4 may 2011

D is for Deadbeat is the best Kinsey Millhone novel I've read so far. Granted that I am still only four letters into the alphabet and 24 years behind the author, but I sense that by the fourth letter Sue Grafton was hitting her stride. A created Millhone as a fairly dark character; B took her in a lightly-boiled direction, C offered more exposition and subplot than story. But in D, we have a sordid, intriguing scenario, attention trained on a lean main plot, and some evil but irresistible energies.

The title character of the novel is John Daggett. He is in fact a deadbeat: he hires Millhone, and his $400 check promptly bounces. But he's so much more. He's an alcoholic, a bigamist, a con man . . . he could fill a whole alphabet just with his own character flaws. Early on in his novel, Daggett definitely becomes a Corpse as well as a Deadbeat. He Expires; he's Finished; he's a Goner. He's distinctly unmissed, except by a woman who has known him for all of 15 minutes: Kinsey Millhone.

When Daggett's death is ruled accidental, Millhone finds the loophole she needs to investigate the case privately.

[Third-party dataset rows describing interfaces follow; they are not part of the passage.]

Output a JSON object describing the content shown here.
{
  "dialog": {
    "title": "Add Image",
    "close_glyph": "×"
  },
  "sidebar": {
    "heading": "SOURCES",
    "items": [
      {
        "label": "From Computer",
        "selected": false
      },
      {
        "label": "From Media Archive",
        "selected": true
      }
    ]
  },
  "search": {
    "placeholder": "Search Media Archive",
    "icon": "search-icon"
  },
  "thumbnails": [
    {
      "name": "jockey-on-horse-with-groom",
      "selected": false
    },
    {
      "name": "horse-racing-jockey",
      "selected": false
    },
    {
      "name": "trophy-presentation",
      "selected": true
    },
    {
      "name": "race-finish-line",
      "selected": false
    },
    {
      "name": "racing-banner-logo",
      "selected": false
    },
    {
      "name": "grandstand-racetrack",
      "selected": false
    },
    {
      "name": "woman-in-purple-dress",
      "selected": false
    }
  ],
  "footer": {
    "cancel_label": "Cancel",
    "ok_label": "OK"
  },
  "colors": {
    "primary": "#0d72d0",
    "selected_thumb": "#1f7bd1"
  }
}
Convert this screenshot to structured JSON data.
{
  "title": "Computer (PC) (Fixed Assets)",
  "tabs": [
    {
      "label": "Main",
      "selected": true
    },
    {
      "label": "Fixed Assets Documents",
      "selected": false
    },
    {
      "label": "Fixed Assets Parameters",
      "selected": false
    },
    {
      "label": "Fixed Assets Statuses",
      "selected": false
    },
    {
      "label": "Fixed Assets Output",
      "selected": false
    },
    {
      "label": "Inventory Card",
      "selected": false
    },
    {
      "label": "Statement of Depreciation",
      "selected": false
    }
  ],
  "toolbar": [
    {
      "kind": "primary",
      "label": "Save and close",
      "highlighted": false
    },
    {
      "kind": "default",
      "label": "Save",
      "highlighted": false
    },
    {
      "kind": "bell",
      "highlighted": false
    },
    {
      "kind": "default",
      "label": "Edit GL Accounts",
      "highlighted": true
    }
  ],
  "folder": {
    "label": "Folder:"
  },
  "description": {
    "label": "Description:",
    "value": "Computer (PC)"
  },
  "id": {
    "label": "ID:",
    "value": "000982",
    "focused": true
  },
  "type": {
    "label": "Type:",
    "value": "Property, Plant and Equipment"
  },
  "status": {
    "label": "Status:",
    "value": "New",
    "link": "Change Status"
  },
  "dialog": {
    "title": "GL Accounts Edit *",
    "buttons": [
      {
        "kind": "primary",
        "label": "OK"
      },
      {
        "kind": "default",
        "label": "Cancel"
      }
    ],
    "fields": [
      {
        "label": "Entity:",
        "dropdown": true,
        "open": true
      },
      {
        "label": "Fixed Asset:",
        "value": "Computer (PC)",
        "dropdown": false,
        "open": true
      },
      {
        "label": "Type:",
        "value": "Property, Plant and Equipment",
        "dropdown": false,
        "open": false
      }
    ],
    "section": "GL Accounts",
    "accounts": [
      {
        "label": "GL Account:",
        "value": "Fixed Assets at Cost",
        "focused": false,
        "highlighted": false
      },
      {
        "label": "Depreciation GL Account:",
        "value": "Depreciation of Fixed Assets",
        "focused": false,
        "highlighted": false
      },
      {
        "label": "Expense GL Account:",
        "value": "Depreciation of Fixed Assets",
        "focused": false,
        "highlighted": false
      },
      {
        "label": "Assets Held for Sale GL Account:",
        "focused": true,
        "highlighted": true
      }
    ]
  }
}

Murder it surely is, or else why would we be reading a mystery novel about it? And in a mystery novel, the murder of even a notorious waste of space will out. Private eyes operate by a code that values knowing the truth over all else. They speak for the dead and powerless.

So do cops, in Millhone's Santa Teresa. Millhone herself points out that cops don't have to care about victims; they just have to do their job. In many PI novels, they don't, or worse; but D for Deadbeat, at least, is not at all anti-cop. One of Grafton's more attractive characters is policeman Jonah Robb. Here, Millhone parlays her attraction to a sleazy suspect named Billy Polo into the beginnings of a dicey affair with the married Robb.

D for Deadbeat is stocked with tough bars, tough broads, and suburban veneers that cover excessive evil. There is little Rosie in the book and less Henry – not that I dislike Kinsey's culinary sidekicks, but they are not germane to the mix of murder, and they are well on the sidelines here. D is good, medium-boiled writing. E is in my queue.

Grafton, Sue. D is for Deadbeat. 1987. New York: Bantam, 1994.